- The signer applies a hash function to the document to create a document hash.
- The signer then encrypts this hash using their private key. This encrypted hash is the digital signature.
- The signature and the original document are sent to the recipient.
- The recipient decrypts the signature using the signer’s public key, retrieving the original document hash.
- The recipient also applies the same hash function to the document they received, creating a second document hash.
- If the decrypted hash matches the second document hash, the signature is verified.
The security of this process relies on the fact that it’s computationally infeasible to generate the same hash from a different document (due to the properties of cryptographic hash functions), and that only the signer has access to their private key (meaning only they can create a valid signature).
However, while the cryptographic techniques used in digital signatures are secure, they are not immune to all types of attacks:
Key compromise: If a signer’s private key is stolen or otherwise compromised, an attacker can use it to forge the signer’s digital signature.
Man-in-the-middle attacks: If the transmission of the document or signature is intercepted, an attacker could replace the document, the signature, or both. This can be mitigated by secure transmission protocols like HTTPS.
Social engineering or phishing attacks: If an attacker can trick a signer into signing a document under false pretenses, the signature is still technically valid, even though it was obtained fraudulently.
Weak or outdated cryptographic algorithms: If the hash function or encryption algorithm used in the signature process is weak or has been broken, it might be possible to forge a signature.
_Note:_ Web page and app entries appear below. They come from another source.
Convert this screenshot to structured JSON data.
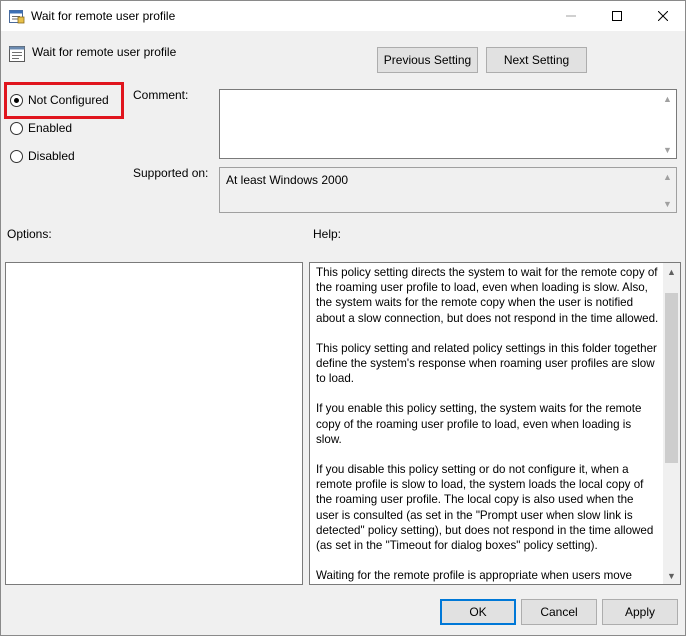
{
  "window": {
    "title": "Wait for remote user profile"
  },
  "header": {
    "title": "Wait for remote user profile",
    "previous_label": "Previous Setting",
    "next_label": "Next Setting"
  },
  "state": {
    "options": [
      {
        "label": "Not Configured",
        "selected": true
      },
      {
        "label": "Enabled",
        "selected": false
      },
      {
        "label": "Disabled",
        "selected": false
      }
    ]
  },
  "fields": {
    "comment_label": "Comment:",
    "comment_value": "",
    "supported_label": "Supported on:",
    "supported_value": "At least Windows 2000"
  },
  "panels": {
    "options_label": "Options:",
    "help_label": "Help:",
    "help_paragraphs": [
      "This policy setting directs the system to wait for the remote copy of the roaming user profile to load, even when loading is slow. Also, the system waits for the remote copy when the user is notified about a slow connection, but does not respond in the time allowed.",
      "This policy setting and related policy settings in this folder together define the system's response when roaming user profiles are slow to load.",
      "If you enable this policy setting, the system waits for the remote copy of the roaming user profile to load, even when loading is slow.",
      "If you disable this policy setting or do not configure it, when a remote profile is slow to load, the system loads the local copy of the roaming user profile. The local copy is also used when the user is consulted (as set in the \"Prompt user when slow link is detected\" policy setting), but does not respond in the time allowed (as set in the \"Timeout for dialog boxes\" policy setting).",
      "Waiting for the remote profile is appropriate when users move"
    ]
  },
  "footer": {
    "ok_label": "OK",
    "cancel_label": "Cancel",
    "apply_label": "Apply"
  },
  "icons": {
    "title": "policy-icon",
    "minimize": "minimize-icon",
    "maximize": "maximize-icon",
    "close": "close-icon",
    "header": "setting-icon"
  },
  "colors": {
    "highlight": "#e0151d",
    "default_button_border": "#0078d7"
  }
}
This can be mitigated by using strong, up-to-date cryptographic algorithms.
In summary, while it’s extremely difficult to forge a digital signature through brute force or algorithmic means, the overall system’s security can still be compromised through other methods. Best practices for digital security, such as secure key storage, secure communication, user education, and up-to-date software, should be followed to minimize the risk of these types of attacks.